What comes to mind when you hear legacy code? Many developers cringe at the mention of legacy code. They imagine massive code files, old technologies, and code that hasn’t been touched in years, somehow becoming worse because time has passed. Lucky for us, code doesn’t really “age”. Technologies come and go but coding principles often stand the test of time. Michael Feathers presents a unique definition of legacy code that not many developers would think of: legacy code is simply code without tests.
Over the past 8 weeks, we have had the opportunity to meet with 15+ developers to explore and discuss the ideas presented in Working Effectively With Legacy Code by Michael Feathers.
Wait, so you’re saying the system built 10 years ago that has a full suite of high quality tests is NOT legacy code? Correct. When developers return to a codebase with tests after a long period of time they avoid the dreaded FDD – Fear Driven Development. They can make changes with confidence and make them more quickly, gaining near-instant feedback from the tests.

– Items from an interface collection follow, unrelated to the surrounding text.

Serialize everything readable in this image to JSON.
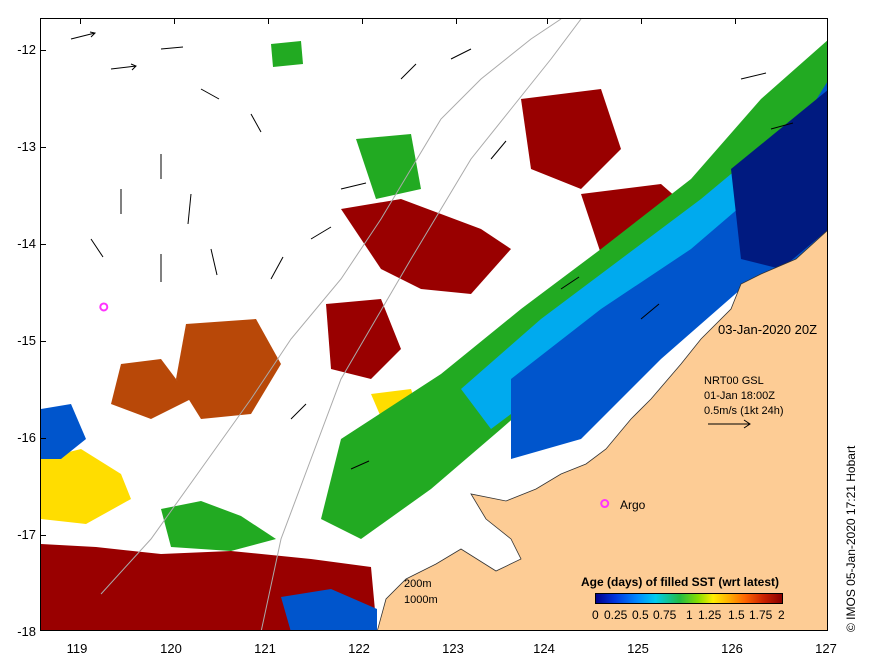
{
  "map": {
    "date_label": "03-Jan-2020 20Z",
    "product_label": "NRT00 GSL",
    "product_time": "01-Jan 18:00Z",
    "current_scale_label": "0.5m/s (1kt 24h)",
    "argo_label": "Argo",
    "depth_labels": [
      "200m",
      "1000m"
    ],
    "copyright": "© IMOS 05-Jan-2020 17:21 Hobart",
    "lon_ticks": [
      "119",
      "120",
      "121",
      "122",
      "123",
      "124",
      "125",
      "126",
      "127"
    ],
    "lat_ticks": [
      "-12",
      "-13",
      "-14",
      "-15",
      "-16",
      "-17",
      "-18"
    ],
    "lon_range": [
      118.6,
      127.0
    ],
    "lat_range": [
      -18.0,
      -11.7
    ],
    "argo_floats": [
      {
        "lon": 119.28,
        "lat": -14.67
      },
      {
        "lon": 124.62,
        "lat": -16.69
      }
    ]
  },
  "colorbar": {
    "title": "Age (days) of filled SST (wrt latest)",
    "tick_labels": [
      "0",
      "0.25",
      "0.5",
      "0.75",
      "1",
      "1.25",
      "1.5",
      "1.75",
      "2"
    ],
    "range": [
      0,
      2
    ]
  },
  "colors": {
    "land": "#fdcc95",
    "coastline": "#333333",
    "bathymetry": "#aaaaaa",
    "argo": "#ff33ff",
    "age_dark_red": "#990000",
    "age_brown": "#b84808",
    "age_orange": "#ee8800",
    "age_yellow": "#ffdd00",
    "age_green": "#22aa22",
    "age_cyan": "#00aaee",
    "age_blue": "#0055cc",
    "age_navy": "#001a80"
  }
}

While walking into a project with a quality suite of tests is great, that is not the main point of Working Effectively With Legacy Code. Michael Feathers took us through numerous scenarios we may come across in legacy code. He taught us how to get that code under test by showing techniques of parameterizing methods, extracting interfaces, or adding interception points. The book gave us a full bag of tricks to employ when we find ourselves in a situation where building tests is difficult. By applying these methods we can move towards more tests, applying SOLID principles, and reducing side effects.
Feathers describes the two main methods for modifying legacy code as Edit and Pray and Cover and Modify. With an Edit and Pray technique we make changes, do manual testing and hope that we didn’t break the system elsewhere. This is dangerous and can lead to unintended bugs sneaking through our manual testing. It can also lead to a testing ice cream cone anti-pattern appearing. The preferred Cover and Modify technique has us building tests over the code we need to change and then making our modifications to ensure our changes are safe. By putting a testing “vise” on our code, we are able to tell exactly which pieces of functionality have changed and which pieces haven’t.
This book was published over 15 years ago, but the principles and methods are just as applicable today as they were then. With the advent of DevOps happening after the book was published, it does not touch on the value of tests in DevOps practices. Building automated tests into legacy code allows us to run the tests in a pipeline and validate pull requests to protect our master branches and make releases safer.
The book’s main theme is that building tests and improving architecture for legacy code is a continual process. There may be intermediate steps where the code doesn’t look as great, but the short term goal is to make it testable. Once the code is under test we can take further steps to clean up the code and use those tests to give us confidence as we go. We plan to bring these practices into future legacy code scenarios, apply them to the new code we write (to avoid creating legacy code) and use them to create better outcomes for the teams we work with.